Actual prices may differ from posted prices at two critical points in the loan origination process: the point where a price is quoted to a shopping borrower, and the point where the price is finalized or “locked.”
PRICE QUOTES TO SHOPPERS: The prices quoted to shopping borrowers are often used to select a loan officer. In many such cases, the shopper selects not the loan officer with the best posted price but the loan officer who is the biggest liar. The temptation to “low-ball” quoted prices is difficult for many loan officers to resist.
They can’t be held to the price quote because prices are not final until they are locked, by which time the market will have changed. Lenders post new prices every day, and sometimes within the day.
Prices depend on numerous features of the loan transaction, including credit score, ratio of loan balance to property value, type of dwelling, and type of occupancy. The loan officer looking to land a client, who is asked for a price quote by an impatient shopper who doesn’t volunteer this information, will often assume the best: that all the loan features are such as to justify the lowest possible price quote. If this assumption turns out to be wrong, which is more often the case than not, the quoted price is too low and will have to be revised. By the time that happens, however, posted prices will change, wiping out evidence of the deception while providing the loan officer with a way to explain the price change.

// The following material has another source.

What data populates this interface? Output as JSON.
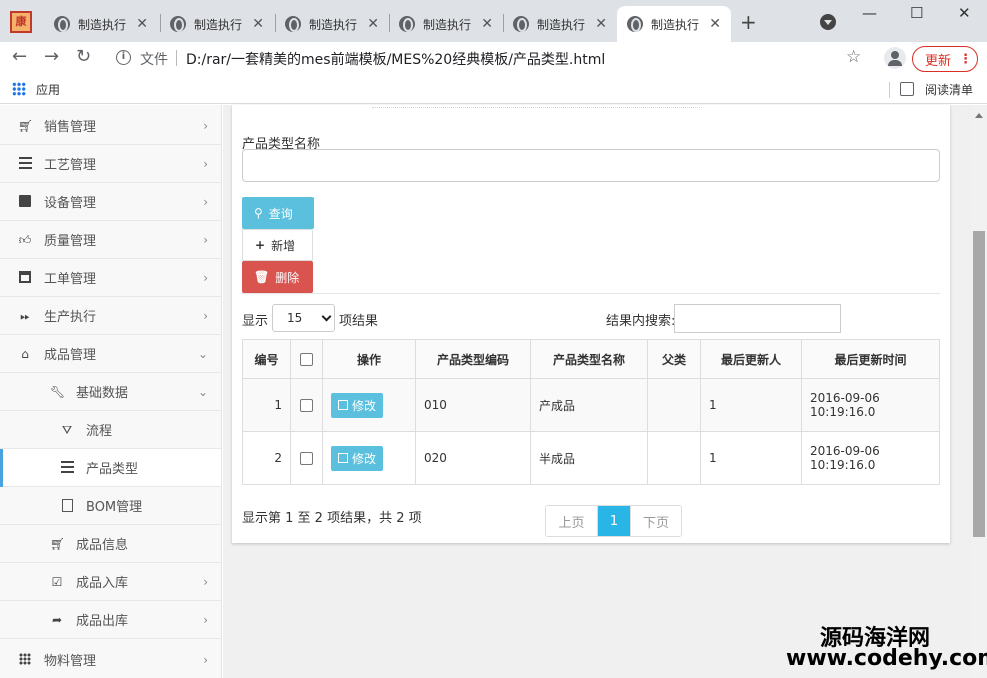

To protect themselves against this ploy, the shopping borrower must have access to the prices posted on the loan officer’s computer, and must make sure that all the transaction features that affect the price have been properly entered. Don’t expect this to be easy; if it were easy, my job would be done with the completion of these articles. The loan officer certification I have under development will require loan officers to make this process easy for borrowers.
LOCKING THE PRICE: At the point where the mortgage price is locked, a home purchaser with a scheduled closing date may be fully committed, which provides a second temptation for the loan officer to cheat — this time by locking a price above the posted price. The protection against this abuse is the same as the protection against low-balling: The borrower must have direct access to the posted price.
Jack Guttentag is professor emeritus of finance at the Wharton School of the University of Pennsylvania.